“UK police are very open. They are more serious when there are allegations about harassment by the police. Being a doctor, I have to treat all equally, though I am a part of the police service,” she says.

How did you start ?

Dr Kranti Hiremath felt like a “rank outsider” when she moved into Lothian and Borders Police from the NHS in 1996. But she says she’s always been supported and helped in what she wanted to do.

In 2004, she became the first full-time forensic medical examiner to be employed by the police in Scotland. Apart from her duties for the force, she has been invovled in the Sexual Offences review and contributed to training given to prosecutors.

“The police have encouraged me to go on lots of different courses, which has helped me develop the field of the forensic medical service,” she says.

Kranti obtained her postgraduate qualifications while working full-time, and was responsible for initiating the training of medical aspects of custodies for police officers and staff.
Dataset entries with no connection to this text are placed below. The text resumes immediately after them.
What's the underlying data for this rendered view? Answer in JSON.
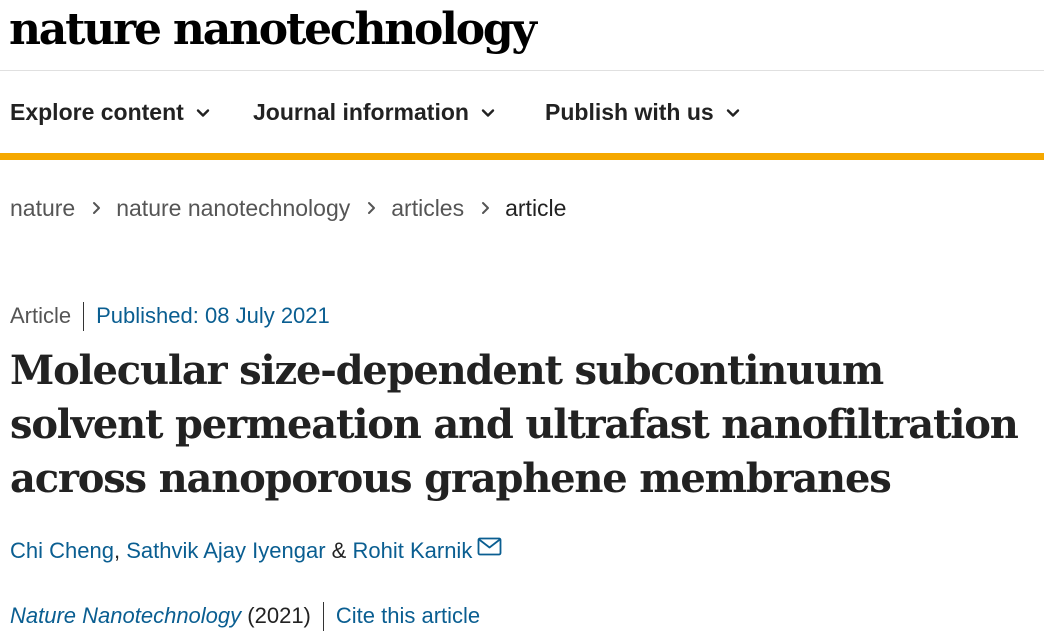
{
  "header": {
    "logo_text": "nature nanotechnology"
  },
  "nav": {
    "items": [
      {
        "label": "Explore content",
        "icon": "chevron-down-icon"
      },
      {
        "label": "Journal information",
        "icon": "chevron-down-icon"
      },
      {
        "label": "Publish with us",
        "icon": "chevron-down-icon"
      }
    ]
  },
  "colors": {
    "accent_bar": "#f5a800",
    "link": "#0a5e91",
    "text": "#222222",
    "muted": "#555555"
  },
  "breadcrumb": {
    "items": [
      "nature",
      "nature nanotechnology",
      "articles",
      "article"
    ],
    "separator_icon": "chevron-right-icon"
  },
  "article": {
    "type": "Article",
    "published_label": "Published:",
    "published_date": "08 July 2021",
    "title": "Molecular size-dependent subcontinuum solvent permeation and ultrafast nanofiltration across nanoporous graphene membranes",
    "authors": [
      {
        "name": "Chi Cheng"
      },
      {
        "name": "Sathvik Ajay Iyengar"
      },
      {
        "name": "Rohit Karnik"
      }
    ],
    "authors_comma": ",",
    "authors_and": "&",
    "contact_icon": "mail-icon",
    "journal": "Nature Nanotechnology",
    "year": "(2021)",
    "cite_label": "Cite this article"
  }
}
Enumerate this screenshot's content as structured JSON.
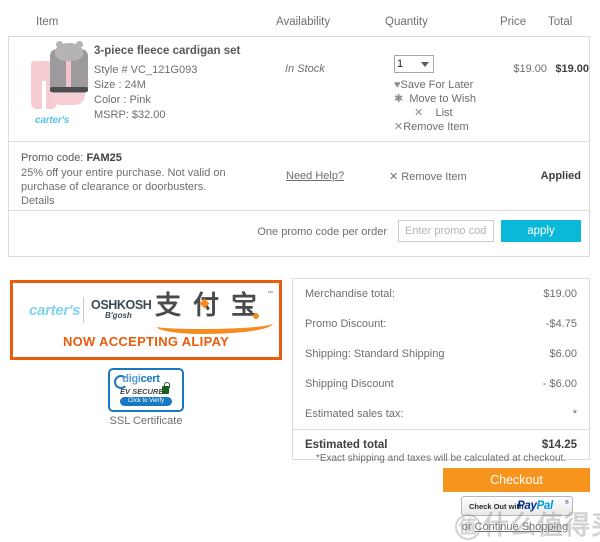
{
  "cart_table": {
    "headers": {
      "item": "Item",
      "availability": "Availability",
      "quantity": "Quantity",
      "price": "Price",
      "total": "Total"
    },
    "row": {
      "brand": "carter's",
      "title": "3-piece fleece cardigan set",
      "style": "Style # VC_121G093",
      "size": "Size : 24M",
      "color": "Color : Pink",
      "msrp": "MSRP: $32.00",
      "availability": "In Stock",
      "quantity_value": "1",
      "save_for_later": "Save For Later",
      "move_to_wish": "Move to Wish",
      "move_to_wish_line2": "List",
      "remove_item": "Remove Item",
      "price": "$19.00",
      "total": "$19.00"
    }
  },
  "promo_applied": {
    "code_label": "Promo code:",
    "code": "FAM25",
    "description": "25% off your entire purchase. Not valid on purchase of clearance or doorbusters.",
    "details_link": "Details",
    "need_help": "Need Help?",
    "remove_item": "Remove Item",
    "status": "Applied"
  },
  "promo_entry": {
    "note": "One promo code per order",
    "placeholder": "Enter promo code",
    "value": "",
    "apply_label": "apply"
  },
  "alipay_banner": {
    "carters": "carter's",
    "oshkosh": "OSHKOSH",
    "bgosh": "B'gosh",
    "alipay_glyph_1": "支",
    "alipay_glyph_2": "付",
    "alipay_glyph_3": "宝",
    "trademark": "™",
    "tagline": "NOW ACCEPTING ALIPAY",
    "border_color": "#ea5b0c",
    "tagline_color": "#ea5b0c"
  },
  "digicert": {
    "name_light": "digi",
    "name_bold": "cert",
    "ev_secure": "EV SECURE",
    "click_to_verify": "Click to Verify",
    "caption": "SSL Certificate",
    "brand_color": "#1878c1"
  },
  "summary": {
    "rows": [
      {
        "label": "Merchandise total:",
        "value": "$19.00"
      },
      {
        "label": "Promo Discount:",
        "value": "-$4.75"
      },
      {
        "label": "Shipping: Standard Shipping",
        "value": "$6.00"
      },
      {
        "label": "Shipping Discount",
        "value": "- $6.00"
      },
      {
        "label": "Estimated sales tax:",
        "value": "*"
      }
    ],
    "total_label": "Estimated total",
    "total_value": "$14.25",
    "note": "*Exact shipping and taxes will be calculated at checkout."
  },
  "actions": {
    "checkout_label": "Checkout",
    "checkout_color": "#f7941e",
    "paypal_pre": "Check Out with",
    "paypal_pay": "Pay",
    "paypal_pal": "Pal",
    "paypal_tm": "®",
    "or_text": "or",
    "continue_shopping": "Continue Shopping",
    "apply_color": "#0cb8d8"
  },
  "watermark": {
    "badge": "值",
    "text": "什么值得买"
  }
}
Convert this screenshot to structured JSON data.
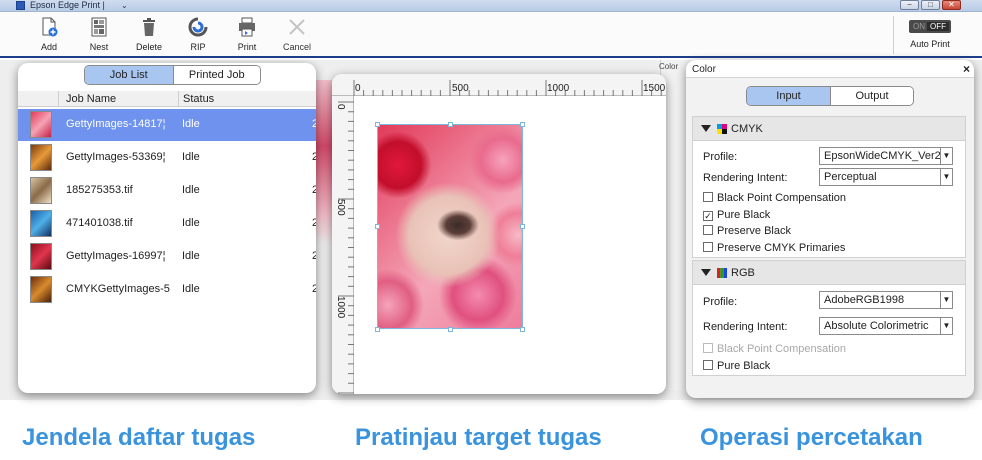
{
  "window": {
    "title": "Epson Edge Print |",
    "dropdown": "⌄",
    "controls": [
      "−",
      "□",
      "✕"
    ]
  },
  "toolbar": {
    "buttons": [
      {
        "label": "Add",
        "icon": "add-file-icon"
      },
      {
        "label": "Nest",
        "icon": "nest-icon"
      },
      {
        "label": "Delete",
        "icon": "trash-icon"
      },
      {
        "label": "RIP",
        "icon": "rip-icon"
      },
      {
        "label": "Print",
        "icon": "printer-icon"
      },
      {
        "label": "Cancel",
        "icon": "cancel-x-icon"
      }
    ],
    "autoprint": {
      "on": "ON",
      "off": "OFF",
      "label": "Auto Print",
      "state": "off"
    }
  },
  "joblist": {
    "tabs": [
      {
        "label": "Job List",
        "active": true
      },
      {
        "label": "Printed Job",
        "active": false
      }
    ],
    "columns": {
      "name": "Job Name",
      "status": "Status"
    },
    "rows": [
      {
        "name": "GettyImages-14817¦",
        "status": "Idle",
        "edge": "2",
        "selected": true
      },
      {
        "name": "GettyImages-53369¦",
        "status": "Idle",
        "edge": "2",
        "selected": false
      },
      {
        "name": "185275353.tif",
        "status": "Idle",
        "edge": "2",
        "selected": false
      },
      {
        "name": "471401038.tif",
        "status": "Idle",
        "edge": "2",
        "selected": false
      },
      {
        "name": "GettyImages-16997¦",
        "status": "Idle",
        "edge": "2",
        "selected": false
      },
      {
        "name": "CMYKGettyImages-5",
        "status": "Idle",
        "edge": "2",
        "selected": false
      }
    ]
  },
  "preview": {
    "ruler_h": [
      "0",
      "500",
      "1000",
      "1500"
    ],
    "ruler_v": [
      "0",
      "500",
      "1000"
    ]
  },
  "behind_text": {
    "color": "Color"
  },
  "color_panel": {
    "title": "Color",
    "close": "×",
    "tabs": [
      {
        "label": "Input",
        "active": true
      },
      {
        "label": "Output",
        "active": false
      }
    ],
    "cmyk": {
      "title": "CMYK",
      "profile_label": "Profile:",
      "profile_value": "EpsonWideCMYK_Ver2",
      "intent_label": "Rendering Intent:",
      "intent_value": "Perceptual",
      "options": [
        {
          "label": "Black Point Compensation",
          "checked": false,
          "disabled": false
        },
        {
          "label": "Pure Black",
          "checked": true,
          "disabled": false
        },
        {
          "label": "Preserve Black",
          "checked": false,
          "disabled": false
        },
        {
          "label": "Preserve CMYK Primaries",
          "checked": false,
          "disabled": false
        }
      ]
    },
    "rgb": {
      "title": "RGB",
      "profile_label": "Profile:",
      "profile_value": "AdobeRGB1998",
      "intent_label": "Rendering Intent:",
      "intent_value": "Absolute Colorimetric",
      "options": [
        {
          "label": "Black Point Compensation",
          "checked": false,
          "disabled": true
        },
        {
          "label": "Pure Black",
          "checked": false,
          "disabled": false
        }
      ]
    }
  },
  "captions": {
    "left": "Jendela daftar tugas",
    "middle": "Pratinjau target tugas",
    "right": "Operasi percetakan"
  },
  "colors": {
    "accent": "#3a94dd",
    "selection": "#6f92ee",
    "tab_active": "#a9c6f1"
  }
}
She feels that because the police are a 24-hour emergency service, there is no easy answer for women with childcare responsibilities who want to develop within the forensic medical service.

“It would be great to have more women doctors coming in,” she says. “It’s very difficult because lots of women have children, and they need to have flexibility, but lots of bad things happen 24/7, so we need women willing to work those hours.”

“From the police point of view, if they have someone in custody and they have a six-hour detention, someone needs to be seen in that time so they can progress with their enquiries, so we can’t say we don’t have anyone there.

“I think having more staff would be a better option.”